- GIVEN DATA:
- Opening Delimiter -

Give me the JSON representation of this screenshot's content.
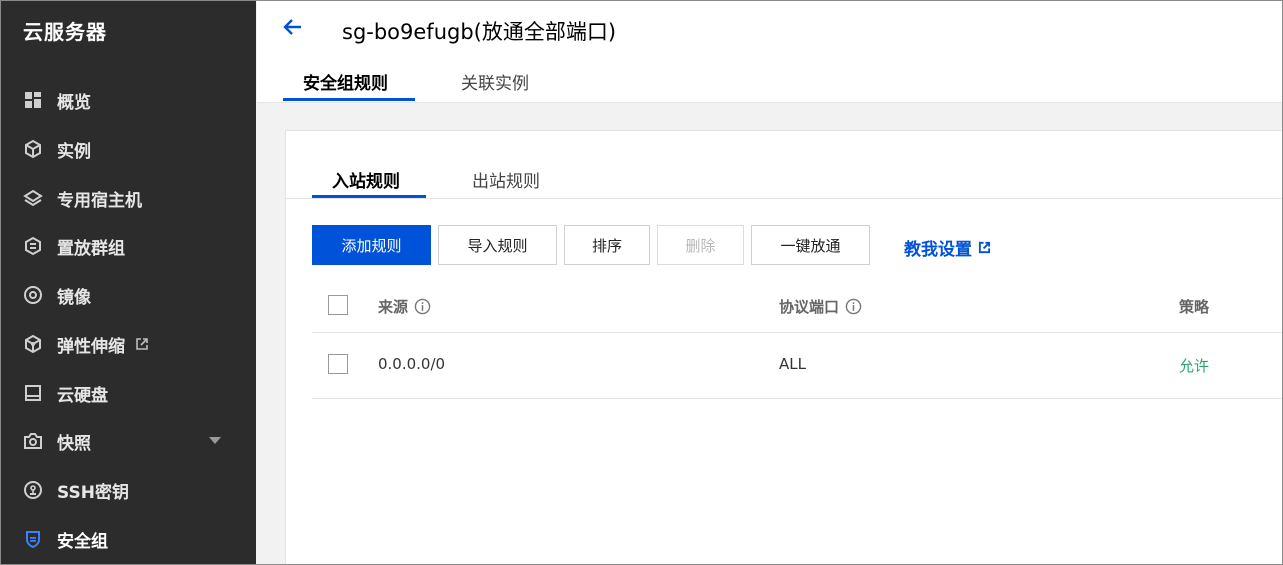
{
  "sidebar": {
    "title": "云服务器",
    "items": [
      {
        "label": "概览",
        "icon": "dashboard-icon"
      },
      {
        "label": "实例",
        "icon": "cube-icon"
      },
      {
        "label": "专用宿主机",
        "icon": "layers-icon"
      },
      {
        "label": "置放群组",
        "icon": "hexagon-group-icon"
      },
      {
        "label": "镜像",
        "icon": "disc-icon"
      },
      {
        "label": "弹性伸缩",
        "icon": "scaling-icon"
      },
      {
        "label": "云硬盘",
        "icon": "disk-icon"
      },
      {
        "label": "快照",
        "icon": "camera-icon"
      },
      {
        "label": "SSH密钥",
        "icon": "key-icon"
      },
      {
        "label": "安全组",
        "icon": "shield-icon"
      }
    ]
  },
  "header": {
    "title": "sg-bo9efugb(放通全部端口)",
    "tabs": [
      "安全组规则",
      "关联实例"
    ]
  },
  "rules": {
    "subtabs": [
      "入站规则",
      "出站规则"
    ],
    "buttons": {
      "add": "添加规则",
      "import": "导入规则",
      "sort": "排序",
      "delete": "删除",
      "allow_all": "一键放通"
    },
    "help_link": "教我设置",
    "columns": [
      "来源",
      "协议端口",
      "策略"
    ],
    "rows": [
      {
        "source": "0.0.0.0/0",
        "port": "ALL",
        "policy": "允许"
      }
    ]
  },
  "colors": {
    "accent": "#0052d9",
    "sidebar_bg": "#2c2c2c",
    "allow_green": "#2ba471"
  }
}
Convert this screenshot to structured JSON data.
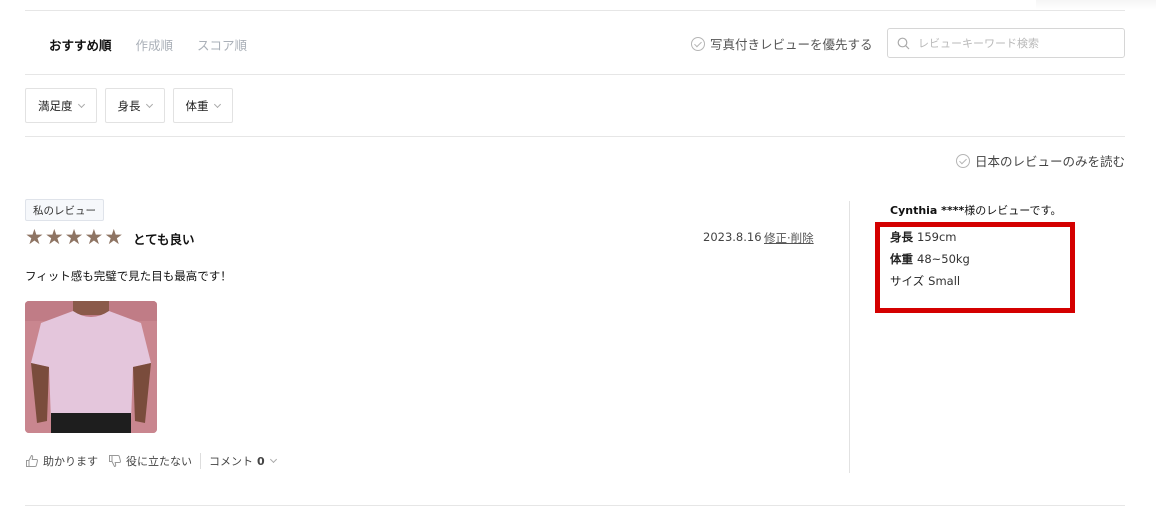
{
  "sort": {
    "tabs": [
      {
        "label": "おすすめ順",
        "active": true
      },
      {
        "label": "作成順",
        "active": false
      },
      {
        "label": "スコア順",
        "active": false
      }
    ]
  },
  "photo_priority_label": "写真付きレビューを優先する",
  "search": {
    "placeholder": "レビューキーワード検索",
    "value": ""
  },
  "filters": [
    {
      "label": "満足度"
    },
    {
      "label": "身長"
    },
    {
      "label": "体重"
    }
  ],
  "japan_only_label": "日本のレビューのみを読む",
  "review": {
    "badge": "私のレビュー",
    "rating": 5,
    "title": "とても良い",
    "date": "2023.8.16",
    "edit_label": "修正·削除",
    "body": "フィット感も完璧で見た目も最高です！",
    "helpful_label": "助かります",
    "not_helpful_label": "役に立たない",
    "comment_label": "コメント",
    "comment_count": "0"
  },
  "reviewer": {
    "name": "Cynthia ****",
    "suffix": "様のレビューです。",
    "height_label": "身長",
    "height_value": "159cm",
    "weight_label": "体重",
    "weight_value": "48~50kg",
    "size_label": "サイズ",
    "size_value": "Small"
  },
  "colors": {
    "star": "#8e7463",
    "highlight_box": "#d40000",
    "photo_bg": "#c9868f",
    "shirt": "#e4c6dc"
  },
  "icons": {
    "rating": "star-icon",
    "search": "search-icon",
    "check": "check-circle-icon",
    "helpful": "thumbs-up-icon",
    "not_helpful": "thumbs-down-icon",
    "dropdown": "chevron-down-icon"
  }
}
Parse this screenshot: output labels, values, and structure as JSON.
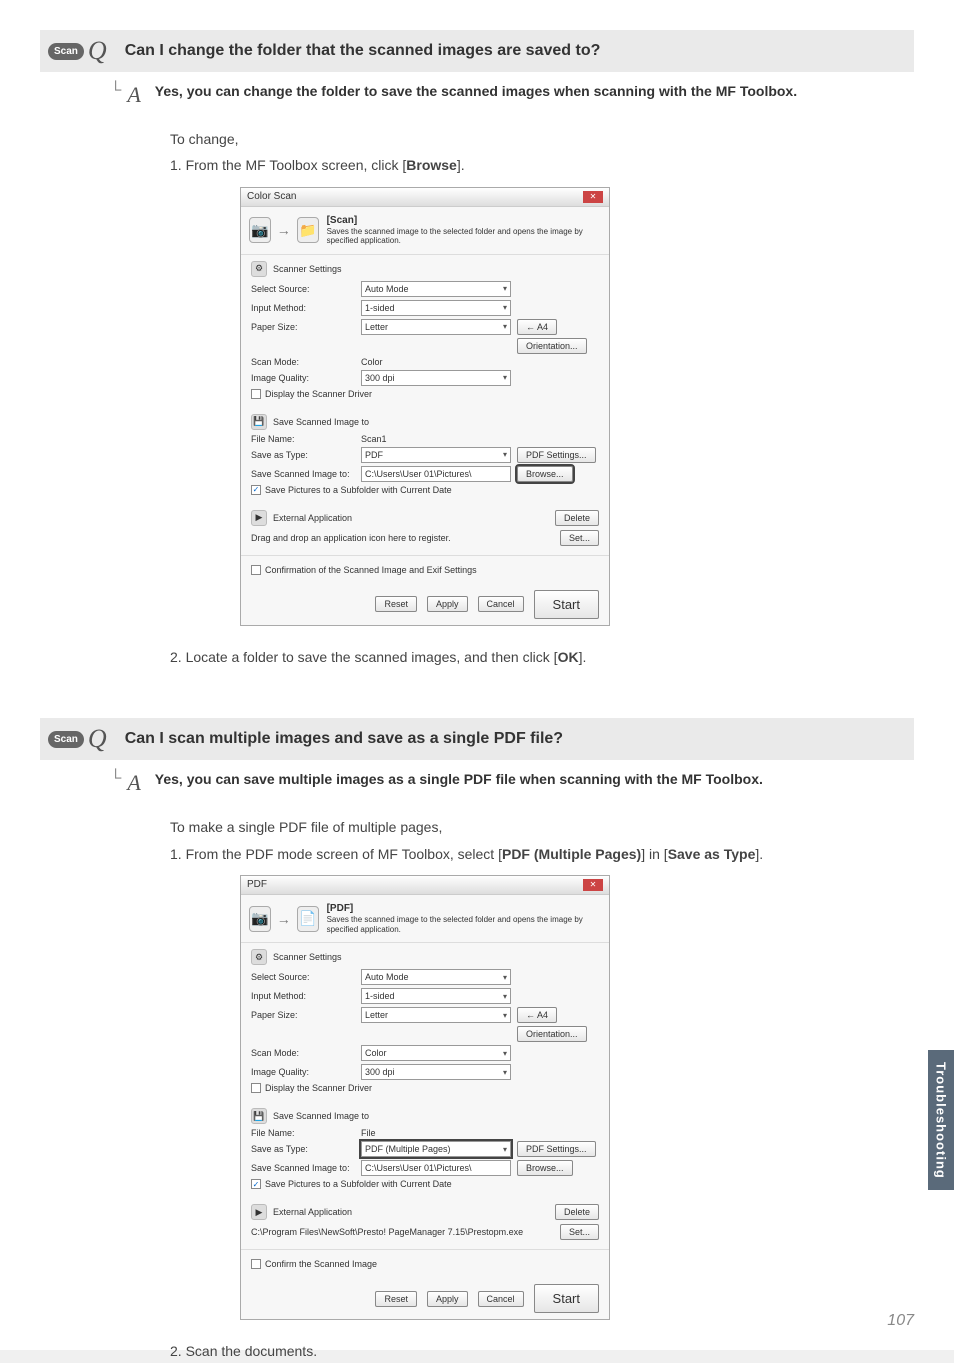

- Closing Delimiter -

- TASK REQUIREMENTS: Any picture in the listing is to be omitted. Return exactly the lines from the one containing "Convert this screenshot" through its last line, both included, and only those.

- TASK RESPONSE:
Convert this screenshot to structured JSON data.
{
  "sort": {
    "tabs": [
      {
        "label": "おすすめ順",
        "active": true
      },
      {
        "label": "作成順",
        "active": false
      },
      {
        "label": "スコア順",
        "active": false
      }
    ]
  },
  "photo_priority_label": "写真付きレビューを優先する",
  "search": {
    "placeholder": "レビューキーワード検索",
    "value": ""
  },
  "filters": [
    {
      "label": "満足度"
    },
    {
      "label": "身長"
    },
    {
      "label": "体重"
    }
  ],
  "japan_only_label": "日本のレビューのみを読む",
  "review": {
    "badge": "私のレビュー",
    "rating": 5,
    "title": "とても良い",
    "date": "2023.8.16",
    "edit_label": "修正·削除",
    "body": "フィット感も完璧で見た目も最高です！",
    "helpful_label": "助かります",
    "not_helpful_label": "役に立たない",
    "comment_label": "コメント",
    "comment_count": "0"
  },
  "reviewer": {
    "name": "Cynthia ****",
    "suffix": "様のレビューです。",
    "height_label": "身長",
    "height_value": "159cm",
    "weight_label": "体重",
    "weight_value": "48~50kg",
    "size_label": "サイズ",
    "size_value": "Small"
  },
  "colors": {
    "star": "#8e7463",
    "highlight_box": "#d40000",
    "photo_bg": "#c9868f",
    "shirt": "#e4c6dc"
  },
  "icons": {
    "rating": "star-icon",
    "search": "search-icon",
    "check": "check-circle-icon",
    "helpful": "thumbs-up-icon",
    "not_helpful": "thumbs-down-icon",
    "dropdown": "chevron-down-icon"
  }
}
Parse this screenshot: output labels, values, and structure as JSON.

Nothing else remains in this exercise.